The utilitarian argument that feminism is better advanced by Biden than by Trump is easy to grasp. Less straightforward is the utilitarian case for proclaiming “I believe Reade” while also declaring “I’m voting for Joe Biden anyway.” What is the utility to sexual-assault survivors of declaring “I believe Reade” and that her alleged attacker should not be held accountable?

Consider this alternative: Biden is a better choice than Trump, regardless of the merits of the allegation against him, so I won’t subject anyone involved to my fallible judgments on the matter. That formulation doesn’t require feminists to sacrifice Reade or any feminist political goals. In New York magazine, Rebecca Traister wrote that the woman Biden picks to be his vice-presidential candidate “will be forced to answer—over and over again—for Biden’s treatment of other women, including the serious allegations of assault leveled by Tara Reade.” This would not be the case under norms that allowed third parties to have no opinion about what no one can know.

“Believe all women” was always a flawed #MeToo slogan. The impetus for it was understandable: A sordid history of reflexively disbelieving most women had to be overcome. And “Don’t reflexively disbelieve women; diligently investigate their claims” isn’t very catchy. But the diligent investigation of claims and an absence of stigma or vilification is what accusers require from the public sphere, not masses of people taking to social media to proclaim, “I believe.”

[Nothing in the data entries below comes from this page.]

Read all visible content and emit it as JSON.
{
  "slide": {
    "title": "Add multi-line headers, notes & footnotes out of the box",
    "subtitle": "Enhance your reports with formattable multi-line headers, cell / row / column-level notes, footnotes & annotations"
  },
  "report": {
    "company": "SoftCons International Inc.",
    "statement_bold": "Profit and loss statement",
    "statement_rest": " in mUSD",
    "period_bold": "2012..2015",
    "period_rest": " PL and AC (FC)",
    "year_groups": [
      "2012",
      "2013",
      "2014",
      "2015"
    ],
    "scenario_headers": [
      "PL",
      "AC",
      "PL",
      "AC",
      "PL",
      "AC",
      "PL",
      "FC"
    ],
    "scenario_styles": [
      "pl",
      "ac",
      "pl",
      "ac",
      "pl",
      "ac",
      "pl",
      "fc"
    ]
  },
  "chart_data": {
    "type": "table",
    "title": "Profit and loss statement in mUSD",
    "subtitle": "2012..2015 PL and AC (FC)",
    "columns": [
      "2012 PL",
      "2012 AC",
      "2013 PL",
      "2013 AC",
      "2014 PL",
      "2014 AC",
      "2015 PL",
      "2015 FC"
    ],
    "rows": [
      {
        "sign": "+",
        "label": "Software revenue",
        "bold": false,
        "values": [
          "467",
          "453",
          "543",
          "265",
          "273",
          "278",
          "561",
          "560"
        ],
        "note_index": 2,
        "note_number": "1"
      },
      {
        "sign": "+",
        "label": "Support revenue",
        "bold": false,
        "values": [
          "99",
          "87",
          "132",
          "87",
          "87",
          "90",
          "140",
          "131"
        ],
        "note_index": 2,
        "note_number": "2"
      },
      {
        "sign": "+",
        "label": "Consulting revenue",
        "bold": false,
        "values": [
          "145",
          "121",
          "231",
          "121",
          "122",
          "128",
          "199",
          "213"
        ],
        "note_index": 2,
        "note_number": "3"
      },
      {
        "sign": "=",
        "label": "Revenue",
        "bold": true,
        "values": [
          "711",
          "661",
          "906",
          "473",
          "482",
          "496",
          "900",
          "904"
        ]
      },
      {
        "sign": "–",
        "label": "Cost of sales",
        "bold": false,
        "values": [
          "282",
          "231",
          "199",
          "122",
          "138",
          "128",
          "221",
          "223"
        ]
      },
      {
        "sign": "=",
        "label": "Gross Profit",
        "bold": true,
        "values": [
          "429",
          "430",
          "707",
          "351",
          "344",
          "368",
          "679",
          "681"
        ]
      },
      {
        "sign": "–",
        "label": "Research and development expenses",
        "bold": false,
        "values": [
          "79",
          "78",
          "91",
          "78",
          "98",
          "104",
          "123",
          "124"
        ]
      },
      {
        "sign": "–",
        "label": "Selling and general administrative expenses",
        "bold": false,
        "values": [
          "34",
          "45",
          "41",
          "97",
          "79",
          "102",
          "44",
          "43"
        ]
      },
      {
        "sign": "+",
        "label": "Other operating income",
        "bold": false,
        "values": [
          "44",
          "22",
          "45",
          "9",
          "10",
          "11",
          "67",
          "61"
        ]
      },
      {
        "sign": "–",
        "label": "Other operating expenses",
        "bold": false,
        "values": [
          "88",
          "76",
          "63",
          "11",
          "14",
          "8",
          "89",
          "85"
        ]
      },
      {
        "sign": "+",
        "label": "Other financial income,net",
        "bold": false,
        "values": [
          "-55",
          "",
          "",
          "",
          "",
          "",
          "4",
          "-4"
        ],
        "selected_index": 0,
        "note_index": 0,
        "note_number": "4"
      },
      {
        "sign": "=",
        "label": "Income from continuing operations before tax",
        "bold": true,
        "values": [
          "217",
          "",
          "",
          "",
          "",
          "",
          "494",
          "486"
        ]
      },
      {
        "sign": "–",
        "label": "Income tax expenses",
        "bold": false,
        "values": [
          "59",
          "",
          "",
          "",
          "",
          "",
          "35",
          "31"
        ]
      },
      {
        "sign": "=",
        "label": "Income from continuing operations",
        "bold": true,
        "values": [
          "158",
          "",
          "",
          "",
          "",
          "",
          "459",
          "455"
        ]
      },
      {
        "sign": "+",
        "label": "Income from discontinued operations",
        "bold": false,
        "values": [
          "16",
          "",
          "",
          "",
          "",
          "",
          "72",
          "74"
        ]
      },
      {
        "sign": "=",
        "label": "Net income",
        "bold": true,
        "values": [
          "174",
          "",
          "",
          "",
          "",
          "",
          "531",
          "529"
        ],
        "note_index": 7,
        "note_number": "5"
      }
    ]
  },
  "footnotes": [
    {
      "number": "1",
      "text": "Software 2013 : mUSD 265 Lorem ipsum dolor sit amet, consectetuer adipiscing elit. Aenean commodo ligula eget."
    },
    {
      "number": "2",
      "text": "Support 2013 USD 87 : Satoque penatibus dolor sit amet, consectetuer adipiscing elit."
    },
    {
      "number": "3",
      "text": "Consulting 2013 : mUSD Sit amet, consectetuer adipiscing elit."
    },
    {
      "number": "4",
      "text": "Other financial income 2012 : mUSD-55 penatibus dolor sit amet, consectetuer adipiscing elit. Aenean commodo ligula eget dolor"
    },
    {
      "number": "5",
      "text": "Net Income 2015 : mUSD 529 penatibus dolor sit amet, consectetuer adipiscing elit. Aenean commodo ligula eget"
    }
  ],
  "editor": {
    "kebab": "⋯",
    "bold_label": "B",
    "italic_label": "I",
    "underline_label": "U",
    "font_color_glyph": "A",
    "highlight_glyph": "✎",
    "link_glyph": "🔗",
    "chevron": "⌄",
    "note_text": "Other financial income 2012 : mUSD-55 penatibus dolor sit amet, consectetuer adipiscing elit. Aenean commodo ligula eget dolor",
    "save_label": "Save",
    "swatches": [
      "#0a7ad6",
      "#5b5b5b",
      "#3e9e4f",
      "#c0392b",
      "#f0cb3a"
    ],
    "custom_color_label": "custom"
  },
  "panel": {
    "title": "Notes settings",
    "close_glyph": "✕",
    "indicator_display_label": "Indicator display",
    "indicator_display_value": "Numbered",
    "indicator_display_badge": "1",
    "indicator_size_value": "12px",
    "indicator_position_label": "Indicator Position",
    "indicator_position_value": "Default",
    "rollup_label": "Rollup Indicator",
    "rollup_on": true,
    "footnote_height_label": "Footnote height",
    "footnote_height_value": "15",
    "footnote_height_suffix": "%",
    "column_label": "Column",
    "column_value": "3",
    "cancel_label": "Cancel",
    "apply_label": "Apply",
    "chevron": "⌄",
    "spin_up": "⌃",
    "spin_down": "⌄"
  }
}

If you’re anguishing over Reade’s allegation or any other, stop and give yourself a break. You won’t do any harm, as you might if you unwittingly spoke out on behalf of the wrong party. You probably wouldn’t do any good even if, after much anguish, you happened to side with the right party. And if you want to help those harmed by predators, there are lots of surer approaches.